What is social engineering?
Social engineering involves targeted tactics aimed at deceiving, manipulating, and influencing individuals with the ultimate goal of obtaining confidential information, gaining access to secure systems, or initiating actions that benefit the attacker. This tactic is subtle but extremely effective.
What is the role of social engineering?
Why is it absolutely necessary to understand the role of social engineering in IT-security? Here are some compelling arguments:
Identification of human weaknesses
People are inherently susceptible to deception and can make mistakes. By studying and understanding social engineering tactics, organizations can accurately pinpoint human weaknesses within their organization. This includes issues such as:
Leaving computer sessions without proper locking
Flying papers with passwords
Weak badging and camera/surveillance system
Vishing (voice phishing by phone)
Personal and professional misuse
Passwords left on devices (e.g., printer, switch)
Clicking on malicious links in phishing emails
Unintentional leakage of confidential information
Awareness of risks
Understanding social engineering helps raise awareness among employees of the risks associated with thoughtless actions, such as sharing confidential data or opening suspicious attachments. This often leads to an increased level of security awareness within the organization.
What are the types of social engineering?
Social engineering encompasses various tactics and approaches aimed at manipulating human behavior to obtain confidential information or access to systems. Here are some common types of social engineering:
Attackers identify and compromise websites frequently visited by the target individuals or organizations. By infecting these sites with malware, the attackers aim to exploit the trust users have in those websites.
Honeytraps (romance scams)
In romance scams, attackers create fake profiles and establish online romantic relationships with individuals. They manipulate emotions to exploit victims financially, extracting money or sensitive information.
This involves gaining unauthorized access to physical premises. Attackers may impersonate employees, contractors, or other trusted individuals to infiltrate a secure location physically. Physical intrusion could lead to theft, espionage, or other malicious activities.
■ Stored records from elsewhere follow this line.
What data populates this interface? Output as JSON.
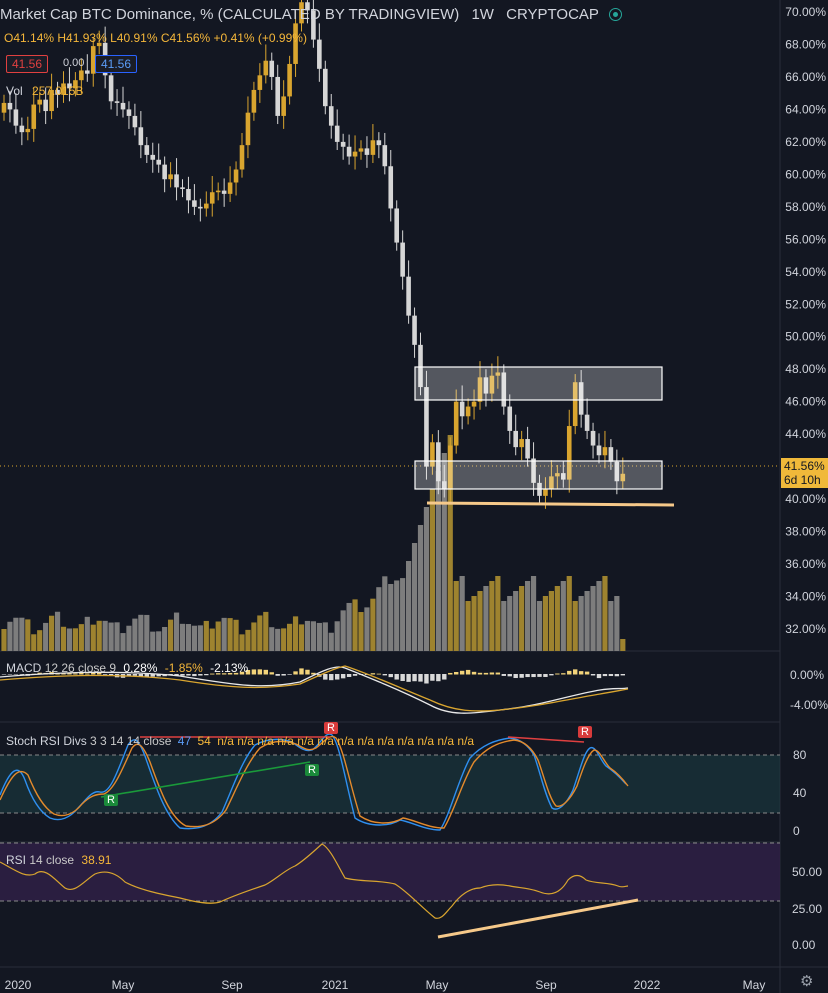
{
  "header": {
    "title": "Market Cap BTC Dominance, % (CALCULATED BY TRADINGVIEW)",
    "interval": "1W",
    "source": "CRYPTOCAP",
    "ohlc": {
      "open": "O41.14%",
      "high": "H41.93%",
      "low": "L40.91%",
      "close": "C41.56%",
      "change": "+0.41% (+0.99%)"
    },
    "bid": "41.56",
    "spread": "0.00",
    "ask": "41.56",
    "volume_label": "Vol",
    "volume_value": "257.015B"
  },
  "price_axis": {
    "ticks": [
      "70.00%",
      "68.00%",
      "66.00%",
      "64.00%",
      "62.00%",
      "60.00%",
      "58.00%",
      "56.00%",
      "54.00%",
      "52.00%",
      "50.00%",
      "48.00%",
      "46.00%",
      "44.00%",
      "42.00%",
      "40.00%",
      "38.00%",
      "36.00%",
      "34.00%",
      "32.00%"
    ],
    "last_price": "41.56%",
    "countdown": "6d 10h"
  },
  "time_axis": {
    "labels": [
      "2020",
      "May",
      "Sep",
      "2021",
      "May",
      "Sep",
      "2022",
      "May"
    ]
  },
  "colors": {
    "up": "#d9a52f",
    "down": "#d6d6d6",
    "vol_up": "#9e832f",
    "vol_down": "#7d7d7d",
    "bg": "#131722",
    "line": "#f6c98a",
    "box": "#ffffff"
  },
  "macd": {
    "label": "MACD",
    "params": "12 26 close 9",
    "v1": "0.28%",
    "v2": "-1.85%",
    "v3": "-2.13%",
    "axis": [
      "0.00%",
      "-4.00%"
    ]
  },
  "stoch": {
    "label": "Stoch RSI Divs",
    "params": "3 3 14 14 close",
    "k": "47",
    "d": "54",
    "na": "n/a n/a n/a n/a n/a n/a n/a n/a n/a n/a n/a n/a n/a",
    "axis": [
      "80",
      "40",
      "0"
    ],
    "markers": [
      "R",
      "R",
      "R",
      "R"
    ]
  },
  "rsi": {
    "label": "RSI",
    "params": "14 close",
    "value": "38.91",
    "axis": [
      "50.00",
      "25.00",
      "0.00"
    ]
  },
  "chart_data": {
    "type": "candlestick",
    "title": "Market Cap BTC Dominance, % (CALCULATED BY TRADINGVIEW)",
    "x": "weekly, Jan 2020 – Nov 2021",
    "ylim": [
      30.5,
      70.8
    ],
    "close": [
      64.4,
      64.0,
      63.0,
      62.6,
      62.8,
      64.3,
      64.6,
      63.9,
      65.2,
      64.9,
      65.6,
      65.3,
      65.8,
      66.4,
      66.2,
      67.9,
      68.1,
      66.1,
      64.5,
      64.4,
      64.0,
      63.6,
      62.9,
      61.8,
      61.2,
      60.9,
      60.6,
      59.7,
      60.0,
      59.2,
      59.1,
      58.4,
      58.0,
      57.9,
      58.2,
      58.9,
      59.0,
      58.8,
      59.5,
      60.3,
      61.8,
      63.8,
      65.2,
      66.1,
      67.0,
      66.0,
      63.6,
      64.8,
      66.8,
      69.3,
      70.6,
      70.1,
      68.3,
      66.5,
      64.2,
      63.0,
      62.0,
      61.7,
      61.1,
      61.4,
      61.6,
      61.2,
      62.1,
      61.8,
      60.5,
      57.9,
      55.8,
      53.7,
      51.3,
      49.5,
      46.9,
      42.0,
      43.5,
      41.1,
      40.6,
      43.3,
      46.0,
      45.1,
      45.7,
      46.0,
      47.5,
      46.5,
      47.6,
      47.8,
      45.7,
      44.2,
      43.2,
      43.7,
      42.5,
      41.0,
      40.2,
      40.6,
      41.4,
      41.6,
      41.2,
      44.5,
      47.2,
      45.2,
      44.2,
      43.3,
      42.7,
      43.2,
      42.3,
      41.1,
      41.56
    ],
    "volume_series_approx": "weekly volume bars, peak ~2021 May"
  }
}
Attackers send fake emails that appear to come from legitimate sources, such as banks, companies, or government agencies. The intention is to lure recipients into providing personal information, such as passwords or creditcard details, by directing them to forged websites.
This form of phishing targets specific individuals or organizations. Attackers gather information about their targets in advance to create credible and personalized phishing emails.
Malicious actors strategically leave USB-flash drives in the hope that unsuspecting users will pick them up and connect them to their computers. This makes USB drops a variant of baiting, where the attacker offers an enticing lure in the form of a USB-flash drive.
In a pretexting attack, the attacker poses as a trusted entity, such as an IT-support staff, technical support employee, bank representative, or customer. They attempt to gain access to confidential information or systems by exploiting human tendencies for helpfulness or curiosity.
In this form of social engineering, physical devices or digital files infected with malware are left in a location where targets are likely to find them. People are misled into opening or using the infected items, resulting in a security breach.
An attacker waits at the entrance of a secure location and attempts to gain access simply by walking in with a legitimate employee. This can happen in office environments where access cards are used.
Pretexting - impersonation
Ever encountered someone impersonating a colleague, IT support personnel, or even a senior executive to obtain confidential data? That's pretexting in action. It entails fabricating scenarios to extract information from targets, often through impersonation or posing as a trusted entity, such as in phishing or vishing scenarios.
Fear, intimidation and corruption
Imagine a scenario where individuals are manipulated into divulging information or taking specific actions by instilling a sense of urgency or fear. This tactic involves leveraging psychological pressure to coerce compliance. Another method involves targeting weak collaborators or ex-employees, such as those who may harbour grievances against the company. Attackers might scour platforms like Glassdoor or LinkedIn to identify individuals who possess valuable internal knowledge. Alternatively, they might resort to more clandestine methods, such as bribing maid services for insider information. These tactics illustrate the lengths to which attacke
Quid pro quo
In this type of attack, the attacker offers something in exchange for information or access. For example, they may pose as IT-support and promise technical assistance in exchange for login credentials.
These attacks involve searching physical or digital trash containers to obtain valuable information. This can range from sifting through paper documents to examining deleted files on hard drives.
Attackers may impersonate legitimate employees, customers, or other trusted parties to gain trust and access to systems or information.
Vishing (voice phishing)
This attack uses phone calls to convince victims to disclose confidential information, such as passwords or personal data.
Online Research (OSINT)
Attackers use publicly available information from social media and other online sources to create a detailed picture of their targets and conduct targeted attacks.
Social engineering plays a vital role in the security of organizations. Understanding this technique is essential to identify human weaknesses and increase awareness of security risks. It helps organizations better prepare for potential threats arising from human behavior and negligence. It is an investment in ensuring the security of sensitive information and protecting organizations from potential breaches.